### Directions for this task
Only lines that contain the word "header" are to be returned from the data below.

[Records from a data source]
----------

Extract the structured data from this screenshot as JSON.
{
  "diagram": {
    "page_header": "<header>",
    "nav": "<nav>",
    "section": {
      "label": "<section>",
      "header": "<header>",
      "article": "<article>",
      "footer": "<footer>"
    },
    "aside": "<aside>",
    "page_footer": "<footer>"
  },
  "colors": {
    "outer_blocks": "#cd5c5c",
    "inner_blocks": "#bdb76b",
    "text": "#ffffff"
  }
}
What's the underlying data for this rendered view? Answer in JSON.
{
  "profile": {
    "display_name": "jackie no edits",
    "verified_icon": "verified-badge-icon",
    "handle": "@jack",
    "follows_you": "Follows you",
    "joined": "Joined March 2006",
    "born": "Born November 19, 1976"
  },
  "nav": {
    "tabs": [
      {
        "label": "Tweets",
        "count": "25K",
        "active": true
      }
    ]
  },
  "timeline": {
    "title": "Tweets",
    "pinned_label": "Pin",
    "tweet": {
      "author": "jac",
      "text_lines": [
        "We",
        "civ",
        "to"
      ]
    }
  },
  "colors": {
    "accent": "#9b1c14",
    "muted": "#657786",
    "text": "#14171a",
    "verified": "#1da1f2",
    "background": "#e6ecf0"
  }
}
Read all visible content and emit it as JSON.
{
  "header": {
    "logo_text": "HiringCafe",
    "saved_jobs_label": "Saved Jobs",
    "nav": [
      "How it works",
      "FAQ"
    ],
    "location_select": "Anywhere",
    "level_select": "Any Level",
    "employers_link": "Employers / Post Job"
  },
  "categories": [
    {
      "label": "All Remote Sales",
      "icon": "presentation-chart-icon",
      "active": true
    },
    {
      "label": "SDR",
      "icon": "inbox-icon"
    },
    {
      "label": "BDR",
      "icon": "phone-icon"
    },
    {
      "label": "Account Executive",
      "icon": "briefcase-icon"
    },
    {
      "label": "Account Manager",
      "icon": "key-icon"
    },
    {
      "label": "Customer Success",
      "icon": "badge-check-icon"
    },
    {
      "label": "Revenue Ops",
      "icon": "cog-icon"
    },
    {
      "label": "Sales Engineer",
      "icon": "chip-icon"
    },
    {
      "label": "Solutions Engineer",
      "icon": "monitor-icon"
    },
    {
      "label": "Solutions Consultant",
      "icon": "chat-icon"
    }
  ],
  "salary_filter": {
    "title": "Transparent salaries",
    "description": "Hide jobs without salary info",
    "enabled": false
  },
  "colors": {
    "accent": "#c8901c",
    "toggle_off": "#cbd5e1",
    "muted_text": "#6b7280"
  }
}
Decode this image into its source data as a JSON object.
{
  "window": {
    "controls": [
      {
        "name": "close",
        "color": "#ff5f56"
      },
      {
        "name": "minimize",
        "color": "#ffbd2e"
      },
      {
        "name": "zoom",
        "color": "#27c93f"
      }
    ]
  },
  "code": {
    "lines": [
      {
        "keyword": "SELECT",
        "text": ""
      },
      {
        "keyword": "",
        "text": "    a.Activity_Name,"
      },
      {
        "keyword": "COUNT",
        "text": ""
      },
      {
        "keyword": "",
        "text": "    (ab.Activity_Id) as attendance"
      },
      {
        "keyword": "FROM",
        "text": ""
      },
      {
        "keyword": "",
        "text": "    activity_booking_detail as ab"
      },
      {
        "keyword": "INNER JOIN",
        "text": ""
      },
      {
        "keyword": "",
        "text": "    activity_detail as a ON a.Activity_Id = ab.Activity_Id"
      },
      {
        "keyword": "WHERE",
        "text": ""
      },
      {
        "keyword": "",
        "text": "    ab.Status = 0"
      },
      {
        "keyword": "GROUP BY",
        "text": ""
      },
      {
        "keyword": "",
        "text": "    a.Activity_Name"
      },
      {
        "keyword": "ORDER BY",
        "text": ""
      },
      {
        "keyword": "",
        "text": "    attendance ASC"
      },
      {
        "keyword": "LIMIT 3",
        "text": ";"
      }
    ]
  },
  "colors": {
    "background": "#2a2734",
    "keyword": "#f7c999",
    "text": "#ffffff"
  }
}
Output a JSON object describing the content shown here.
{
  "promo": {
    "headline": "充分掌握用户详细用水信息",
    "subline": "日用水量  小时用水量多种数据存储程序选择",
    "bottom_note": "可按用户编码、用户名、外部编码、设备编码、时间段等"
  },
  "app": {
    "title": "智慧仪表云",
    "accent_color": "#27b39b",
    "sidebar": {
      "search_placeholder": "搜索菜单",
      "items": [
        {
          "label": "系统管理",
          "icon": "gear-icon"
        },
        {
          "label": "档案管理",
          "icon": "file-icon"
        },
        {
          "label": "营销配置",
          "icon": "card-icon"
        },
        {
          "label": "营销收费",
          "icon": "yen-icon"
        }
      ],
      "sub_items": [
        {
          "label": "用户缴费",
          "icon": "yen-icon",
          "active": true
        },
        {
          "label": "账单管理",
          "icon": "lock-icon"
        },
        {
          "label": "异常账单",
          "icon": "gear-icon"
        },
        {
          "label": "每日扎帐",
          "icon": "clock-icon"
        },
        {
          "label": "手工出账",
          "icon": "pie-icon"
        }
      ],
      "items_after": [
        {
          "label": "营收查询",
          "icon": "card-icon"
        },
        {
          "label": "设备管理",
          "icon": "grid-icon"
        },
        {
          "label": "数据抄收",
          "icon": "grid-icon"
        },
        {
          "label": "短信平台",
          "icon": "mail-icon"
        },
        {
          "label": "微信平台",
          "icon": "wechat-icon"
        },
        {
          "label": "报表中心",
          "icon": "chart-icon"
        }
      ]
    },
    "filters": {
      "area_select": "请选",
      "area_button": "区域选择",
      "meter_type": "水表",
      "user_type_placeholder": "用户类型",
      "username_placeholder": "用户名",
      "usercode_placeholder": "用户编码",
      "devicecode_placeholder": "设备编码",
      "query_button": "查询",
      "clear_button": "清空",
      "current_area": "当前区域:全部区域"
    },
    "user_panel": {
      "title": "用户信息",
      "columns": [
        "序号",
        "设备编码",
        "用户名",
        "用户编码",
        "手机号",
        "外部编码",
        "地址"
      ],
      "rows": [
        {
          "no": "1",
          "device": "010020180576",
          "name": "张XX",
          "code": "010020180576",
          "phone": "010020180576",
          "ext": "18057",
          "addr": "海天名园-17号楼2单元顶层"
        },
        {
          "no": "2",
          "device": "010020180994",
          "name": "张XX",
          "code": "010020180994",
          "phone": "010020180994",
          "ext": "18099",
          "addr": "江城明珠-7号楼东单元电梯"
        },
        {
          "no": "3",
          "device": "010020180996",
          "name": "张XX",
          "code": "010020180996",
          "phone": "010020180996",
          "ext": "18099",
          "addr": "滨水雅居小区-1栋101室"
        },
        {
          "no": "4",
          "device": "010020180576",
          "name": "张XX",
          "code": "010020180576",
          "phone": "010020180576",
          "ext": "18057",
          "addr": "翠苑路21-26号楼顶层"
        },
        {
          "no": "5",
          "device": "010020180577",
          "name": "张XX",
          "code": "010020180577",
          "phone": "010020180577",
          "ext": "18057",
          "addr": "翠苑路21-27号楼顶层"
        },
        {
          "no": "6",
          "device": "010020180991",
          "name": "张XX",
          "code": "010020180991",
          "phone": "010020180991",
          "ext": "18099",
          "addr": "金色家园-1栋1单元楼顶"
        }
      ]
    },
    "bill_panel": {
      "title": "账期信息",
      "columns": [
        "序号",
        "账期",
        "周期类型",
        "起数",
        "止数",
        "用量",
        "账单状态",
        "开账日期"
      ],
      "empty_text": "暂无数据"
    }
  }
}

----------

### Completed task
    "page_header": "<header>",
      "header": "<header>",
  "header": {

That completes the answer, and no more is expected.